BEGIN ENTRIES PROVIDED
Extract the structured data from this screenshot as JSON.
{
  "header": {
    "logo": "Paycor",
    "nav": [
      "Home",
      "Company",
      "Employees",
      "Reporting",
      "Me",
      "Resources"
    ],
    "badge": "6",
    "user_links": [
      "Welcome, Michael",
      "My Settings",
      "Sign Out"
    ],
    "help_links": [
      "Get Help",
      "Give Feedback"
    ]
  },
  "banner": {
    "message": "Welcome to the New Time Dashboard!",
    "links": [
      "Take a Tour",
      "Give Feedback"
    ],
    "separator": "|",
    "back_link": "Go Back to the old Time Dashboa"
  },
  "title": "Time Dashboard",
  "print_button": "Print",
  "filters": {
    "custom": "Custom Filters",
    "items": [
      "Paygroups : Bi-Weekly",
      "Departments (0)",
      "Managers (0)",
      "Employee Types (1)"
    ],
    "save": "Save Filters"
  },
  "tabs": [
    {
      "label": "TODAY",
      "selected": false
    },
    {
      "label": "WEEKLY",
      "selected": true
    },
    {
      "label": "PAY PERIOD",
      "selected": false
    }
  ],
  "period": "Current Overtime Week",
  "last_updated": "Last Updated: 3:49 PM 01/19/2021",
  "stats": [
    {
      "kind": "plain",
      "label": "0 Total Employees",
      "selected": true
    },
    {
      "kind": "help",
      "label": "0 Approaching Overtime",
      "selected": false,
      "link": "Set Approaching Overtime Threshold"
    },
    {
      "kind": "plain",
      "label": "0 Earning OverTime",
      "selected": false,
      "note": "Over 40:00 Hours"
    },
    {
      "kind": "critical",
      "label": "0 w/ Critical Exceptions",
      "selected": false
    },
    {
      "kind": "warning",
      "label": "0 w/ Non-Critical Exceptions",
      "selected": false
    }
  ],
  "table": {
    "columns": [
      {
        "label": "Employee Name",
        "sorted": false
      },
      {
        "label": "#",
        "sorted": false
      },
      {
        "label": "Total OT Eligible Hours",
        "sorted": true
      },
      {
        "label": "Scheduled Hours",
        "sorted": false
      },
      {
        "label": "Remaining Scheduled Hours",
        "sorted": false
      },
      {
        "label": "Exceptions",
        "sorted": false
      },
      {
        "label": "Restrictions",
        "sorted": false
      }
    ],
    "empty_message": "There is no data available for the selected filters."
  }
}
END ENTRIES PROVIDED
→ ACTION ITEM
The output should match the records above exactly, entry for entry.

→ RESPONSE TO THE TASK
Extract the structured data from this screenshot as JSON.
{
  "header": {
    "logo": "Paycor",
    "nav": [
      "Home",
      "Company",
      "Employees",
      "Reporting",
      "Me",
      "Resources"
    ],
    "badge": "6",
    "user_links": [
      "Welcome, Michael",
      "My Settings",
      "Sign Out"
    ],
    "help_links": [
      "Get Help",
      "Give Feedback"
    ]
  },
  "banner": {
    "message": "Welcome to the New Time Dashboard!",
    "links": [
      "Take a Tour",
      "Give Feedback"
    ],
    "separator": "|",
    "back_link": "Go Back to the old Time Dashboa"
  },
  "title": "Time Dashboard",
  "print_button": "Print",
  "filters": {
    "custom": "Custom Filters",
    "items": [
      "Paygroups : Bi-Weekly",
      "Departments (0)",
      "Managers (0)",
      "Employee Types (1)"
    ],
    "save": "Save Filters"
  },
  "tabs": [
    {
      "label": "TODAY",
      "selected": false
    },
    {
      "label": "WEEKLY",
      "selected": true
    },
    {
      "label": "PAY PERIOD",
      "selected": false
    }
  ],
  "period": "Current Overtime Week",
  "last_updated": "Last Updated: 3:49 PM 01/19/2021",
  "stats": [
    {
      "kind": "plain",
      "label": "0 Total Employees",
      "selected": true
    },
    {
      "kind": "help",
      "label": "0 Approaching Overtime",
      "selected": false,
      "link": "Set Approaching Overtime Threshold"
    },
    {
      "kind": "plain",
      "label": "0 Earning OverTime",
      "selected": false,
      "note": "Over 40:00 Hours"
    },
    {
      "kind": "critical",
      "label": "0 w/ Critical Exceptions",
      "selected": false
    },
    {
      "kind": "warning",
      "label": "0 w/ Non-Critical Exceptions",
      "selected": false
    }
  ],
  "table": {
    "columns": [
      {
        "label": "Employee Name",
        "sorted": false
      },
      {
        "label": "#",
        "sorted": false
      },
      {
        "label": "Total OT Eligible Hours",
        "sorted": true
      },
      {
        "label": "Scheduled Hours",
        "sorted": false
      },
      {
        "label": "Remaining Scheduled Hours",
        "sorted": false
      },
      {
        "label": "Exceptions",
        "sorted": false
      },
      {
        "label": "Restrictions",
        "sorted": false
      }
    ],
    "empty_message": "There is no data available for the selected filters."
  }
}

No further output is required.